Dale Earnhardt and Richard Childress Racing defined Chevrolet's on-track achievements during the 1980s and 1990s. The sight of the Black No. 3 Chevrolet with the legendary "Intimidator" behind the wheel influenced many drivers to move out of the way.
Dale Jr. is a passionate Chevrolet ambassador, frequently seen around town in Mooresville, N.C., [where he lives] behind the wheel of his Silverado or a classic Chevrolet pickup or one of his numerous Camaros.
What about Chevy's association with Major League Baseball? Perhaps the most famous jingle in all of advertising involved both baseball and Chevrolet.
Caruso: Chevrolet has had a long-standing association with MLB that originated at the team level.
We developed baseball into a national platform, with the partnership of MLB in 2005, giving Chevrolet naming rights as the Official Vehicle of Major League Baseball. Since 2006, we have added a grass-roots program to our platform called Chevy Youth Baseball, which is designed to grow the sport of baseball at the local level, connecting nearly 1,500 dealers with local baseball leagues.

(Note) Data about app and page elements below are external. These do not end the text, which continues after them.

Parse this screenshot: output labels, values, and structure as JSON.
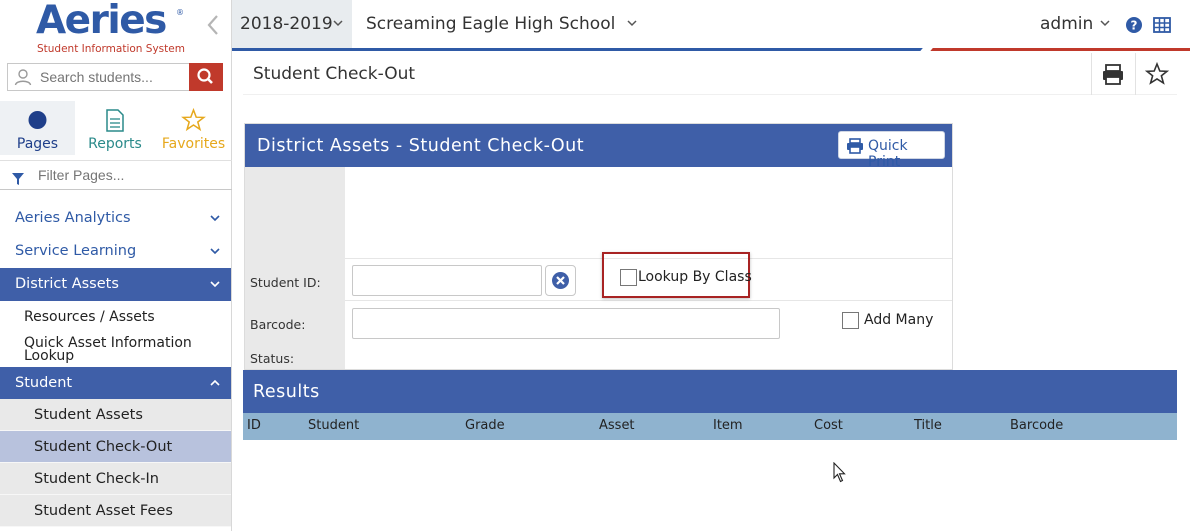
{
  "logo": {
    "title": "Aeries",
    "registered": "®",
    "subtitle": "Student Information System"
  },
  "search": {
    "placeholder": "Search students..."
  },
  "tabs": [
    {
      "label": "Pages",
      "icon": "circle-icon",
      "color": "#1f3f8a"
    },
    {
      "label": "Reports",
      "icon": "document-icon",
      "color": "#2a8a8a"
    },
    {
      "label": "Favorites",
      "icon": "star-icon",
      "color": "#e6a81c"
    }
  ],
  "filter": {
    "placeholder": "Filter Pages..."
  },
  "nav": {
    "aeries_analytics": "Aeries Analytics",
    "service_learning": "Service Learning",
    "district_assets": "District Assets",
    "resources_assets": "Resources / Assets",
    "quick_asset_line1": "Quick Asset Information",
    "quick_asset_line2": "Lookup",
    "student": "Student",
    "student_assets": "Student Assets",
    "student_checkout": "Student Check-Out",
    "student_checkin": "Student Check-In",
    "student_asset_fees": "Student Asset Fees"
  },
  "topbar": {
    "year": "2018-2019",
    "school": "Screaming Eagle High School",
    "user": "admin"
  },
  "page": {
    "title": "Student Check-Out"
  },
  "panel": {
    "title": "District Assets - Student Check-Out",
    "quick_print": "Quick Print",
    "student_id_label": "Student ID:",
    "barcode_label": "Barcode:",
    "status_label": "Status:",
    "student_id_value": "",
    "barcode_value": "",
    "lookup_by_class": "Lookup By Class",
    "add_many": "Add Many"
  },
  "results": {
    "title": "Results",
    "columns": [
      "ID",
      "Student",
      "Grade",
      "Asset",
      "Item",
      "Cost",
      "Title",
      "Barcode"
    ]
  },
  "colors": {
    "brand_blue": "#3f5fa8",
    "brand_red": "#c0392b",
    "results_header": "#8fb3cf",
    "selected_nav": "#b8c2dd"
  }
}
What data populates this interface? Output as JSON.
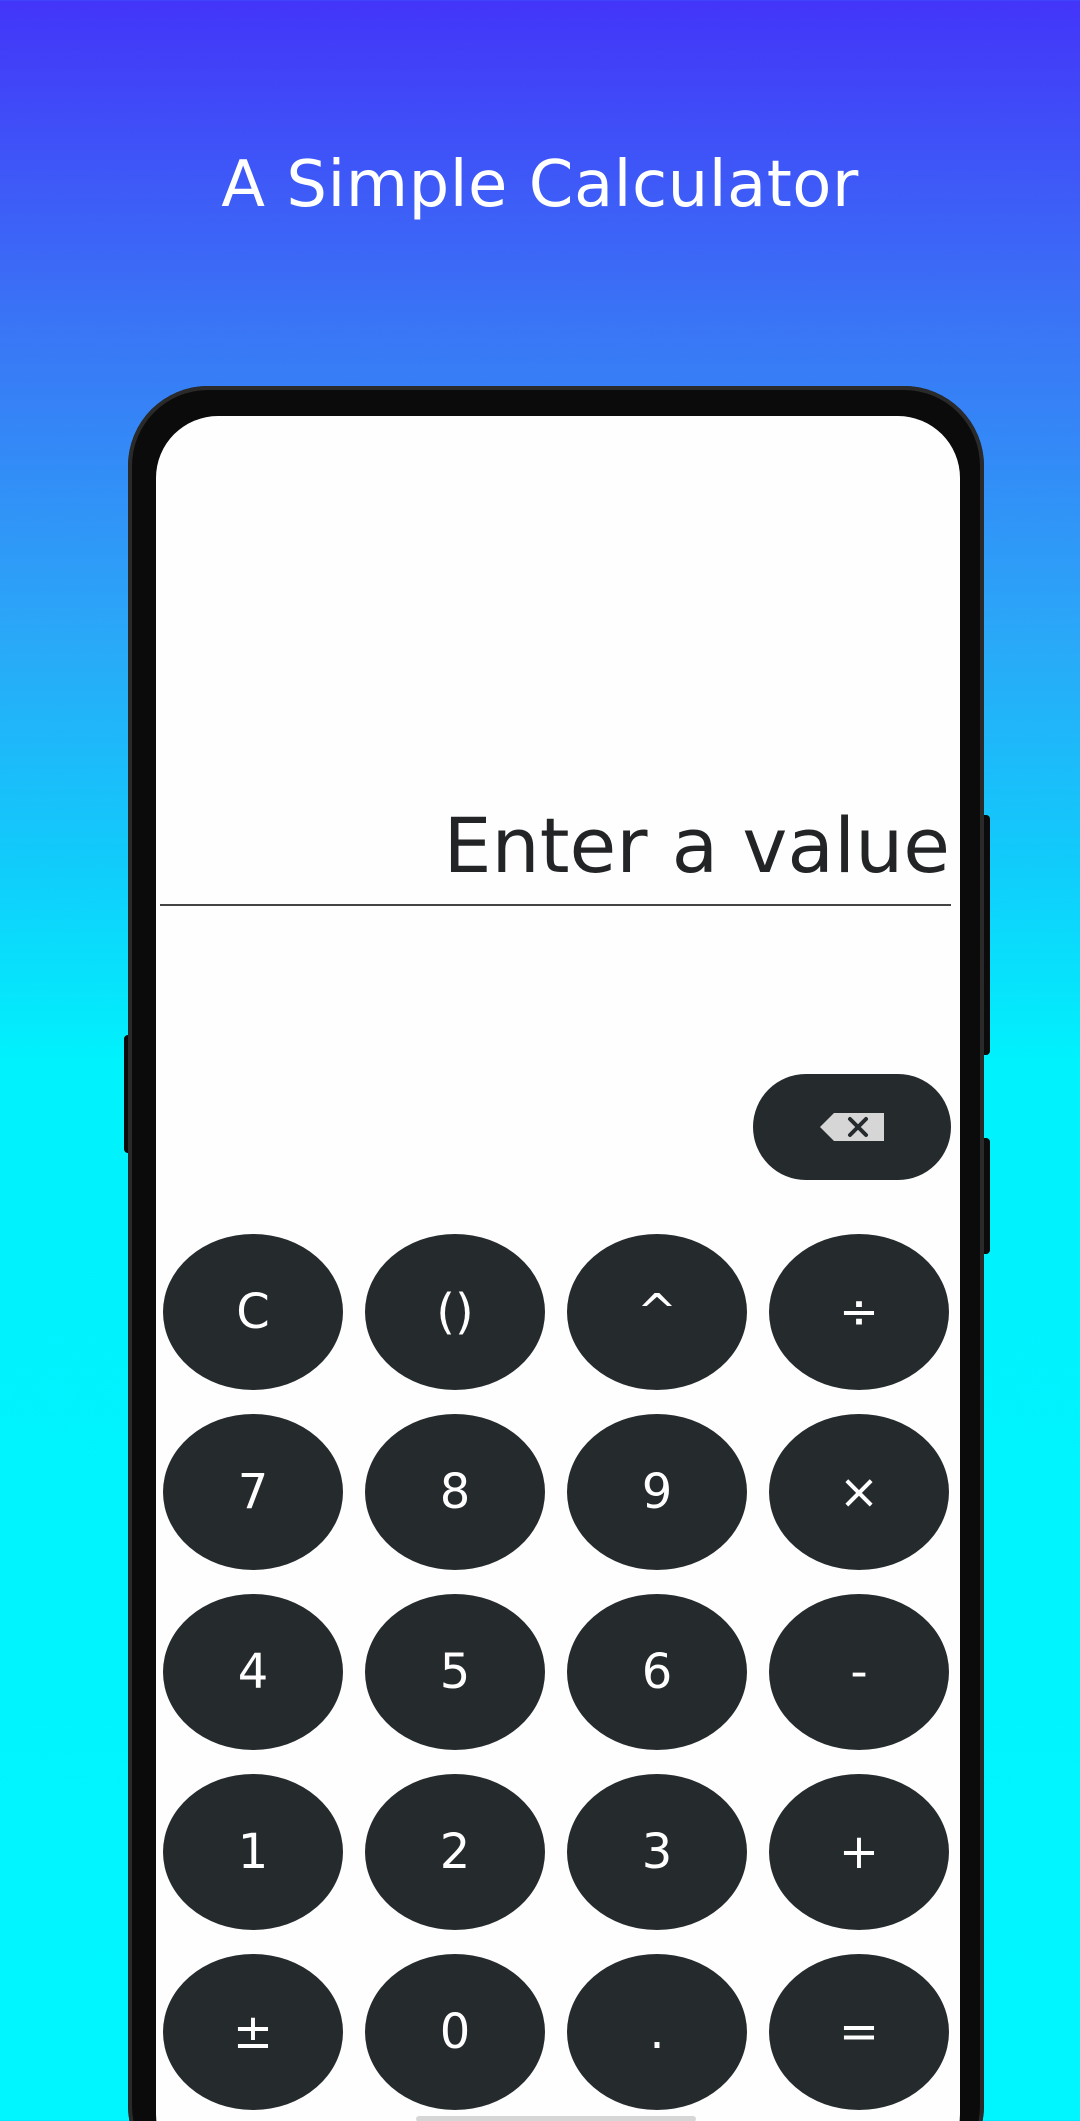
{
  "header": {
    "title": "A Simple Calculator"
  },
  "calculator": {
    "display_placeholder": "Enter a value",
    "backspace_icon": "backspace-icon",
    "keys": [
      [
        "C",
        "()",
        "^",
        "÷"
      ],
      [
        "7",
        "8",
        "9",
        "×"
      ],
      [
        "4",
        "5",
        "6",
        "-"
      ],
      [
        "1",
        "2",
        "3",
        "+"
      ],
      [
        "±",
        "0",
        ".",
        "="
      ]
    ]
  },
  "colors": {
    "gradient_top": "#4335f9",
    "gradient_bottom": "#00f6fe",
    "key_background": "#252a2d",
    "key_text": "#ffffff",
    "screen_background": "#fefefe",
    "display_text": "#222426"
  }
}
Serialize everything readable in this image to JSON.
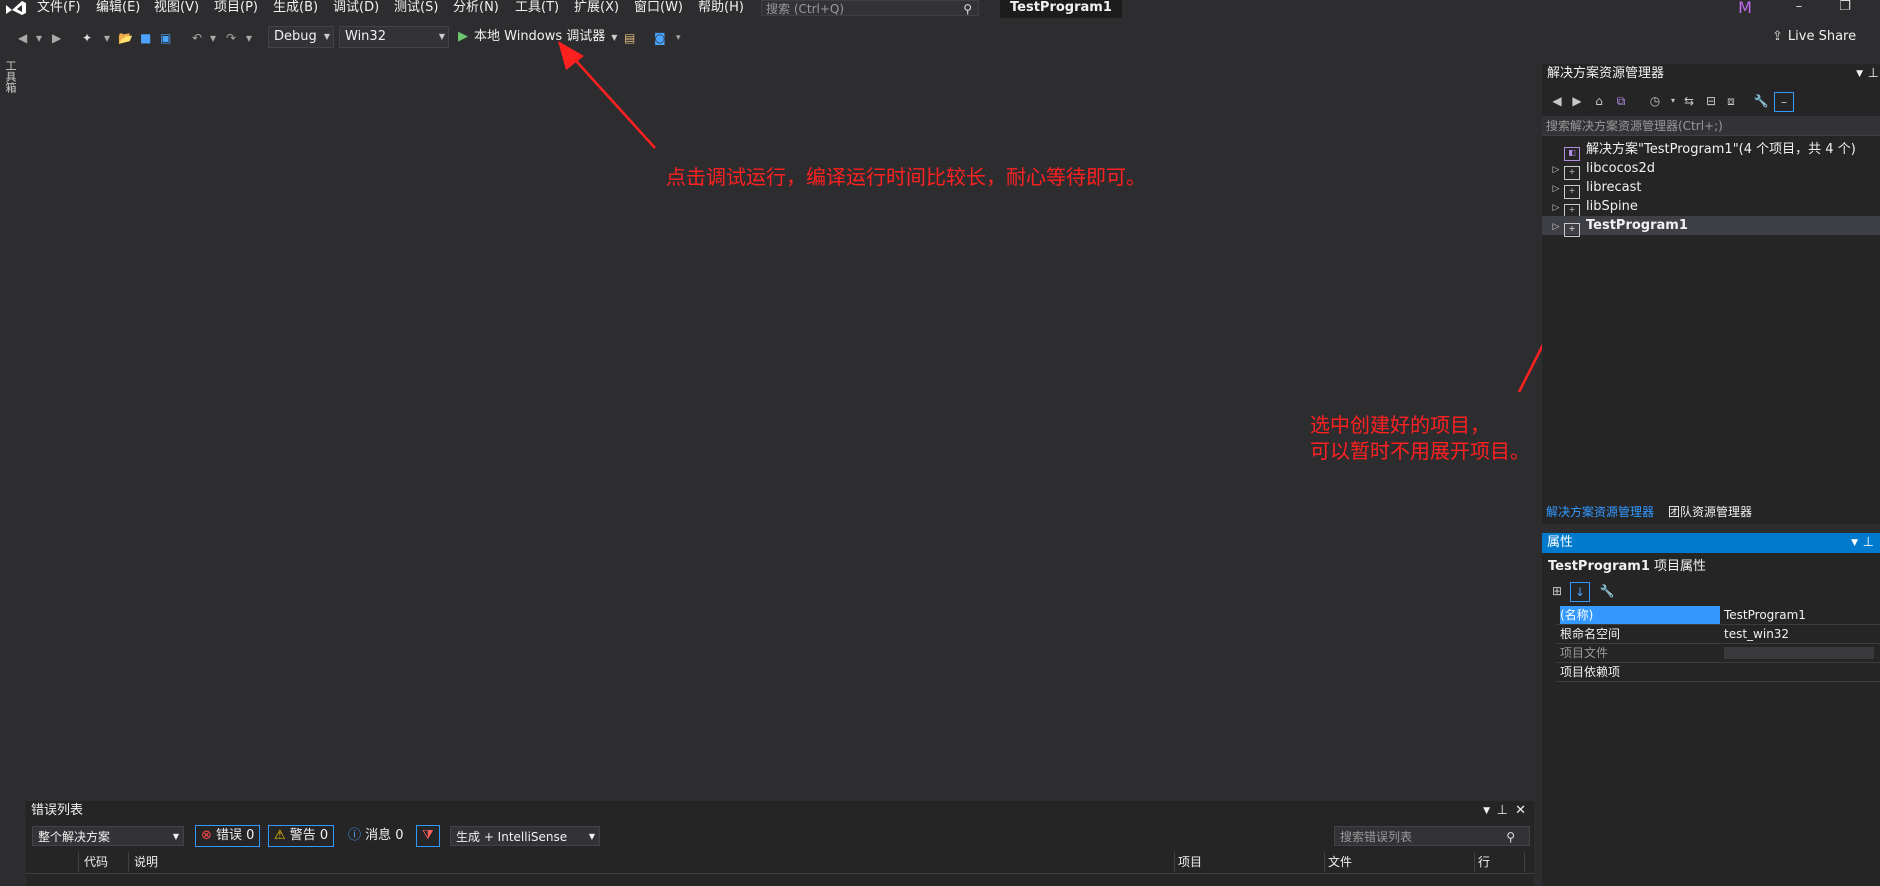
{
  "menu": {
    "items": [
      "文件(F)",
      "编辑(E)",
      "视图(V)",
      "项目(P)",
      "生成(B)",
      "调试(D)",
      "测试(S)",
      "分析(N)",
      "工具(T)",
      "扩展(X)",
      "窗口(W)",
      "帮助(H)"
    ],
    "search_placeholder": "搜索 (Ctrl+Q)",
    "window_title": "TestProgram1",
    "user_initial": "M"
  },
  "toolbar": {
    "config": "Debug",
    "platform": "Win32",
    "run_label": "本地 Windows 调试器",
    "live_share": "Live Share"
  },
  "toolbox_tab": "工具箱",
  "annotations": {
    "run_hint": "点击调试运行，编译运行时间比较长，耐心等待即可。",
    "select_hint_line1": "选中创建好的项目，",
    "select_hint_line2": "可以暂时不用展开项目。"
  },
  "solution_explorer": {
    "title": "解决方案资源管理器",
    "search_placeholder": "搜索解决方案资源管理器(Ctrl+;)",
    "solution_label": "解决方案\"TestProgram1\"(4 个项目，共 4 个)",
    "projects": [
      "libcocos2d",
      "librecast",
      "libSpine",
      "TestProgram1"
    ],
    "tab_active": "解决方案资源管理器",
    "tab_other": "团队资源管理器"
  },
  "properties": {
    "title": "属性",
    "object_name": "TestProgram1",
    "object_type": "项目属性",
    "rows": [
      {
        "key": "(名称)",
        "value": "TestProgram1"
      },
      {
        "key": "根命名空间",
        "value": "test_win32"
      },
      {
        "key": "项目文件",
        "value": ""
      },
      {
        "key": "项目依赖项",
        "value": ""
      }
    ]
  },
  "error_list": {
    "title": "错误列表",
    "scope": "整个解决方案",
    "errors_label": "错误 0",
    "warnings_label": "警告 0",
    "messages_label": "消息 0",
    "build_filter": "生成 + IntelliSense",
    "search_placeholder": "搜索错误列表",
    "columns": [
      "代码",
      "说明",
      "项目",
      "文件",
      "行"
    ]
  },
  "colors": {
    "accent": "#007acc",
    "annotation": "#ff2020",
    "background": "#2d2d30"
  }
}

Over the years, we have positioned the baseball platform as a community-based initiative that connects key assets from our MLB partnership and team partnerships with the local community.
We launched the Diamonds and Dreams promotion, which further demonstrates our commitment to growing the sport by providing field makeovers, equipment and baseball clinics to communities across America.
Is Chevy committed to staying with Major League Baseball?
Caruso: We are committed to growing the sports of baseball and MLB, and local teams are a key part of the plan.
What is Chevy's role in other sports?
Caruso: Sports allow us to market to the mass. We continue to look at sports as a key way to connect our brand with the fans' passion.
Chevrolet has a natural organic connection in the outdoor space, as truck owners are very active in hunting, fishing and family outdoor activity. We strategically position ourselves as the Official Truck of the Outdoors and have developed partnerships with FLW Outdoors, Realtree, Bone Collectors and Cabela's.
Is there a philosophy you use as it relates to marketing the Chevy brand through sports?
Caruso: Be relevant and authentic in our marketing efforts. We will continue to build on our successful platforms, while looking at new opportunities through sports to reach a younger audience to grow our business.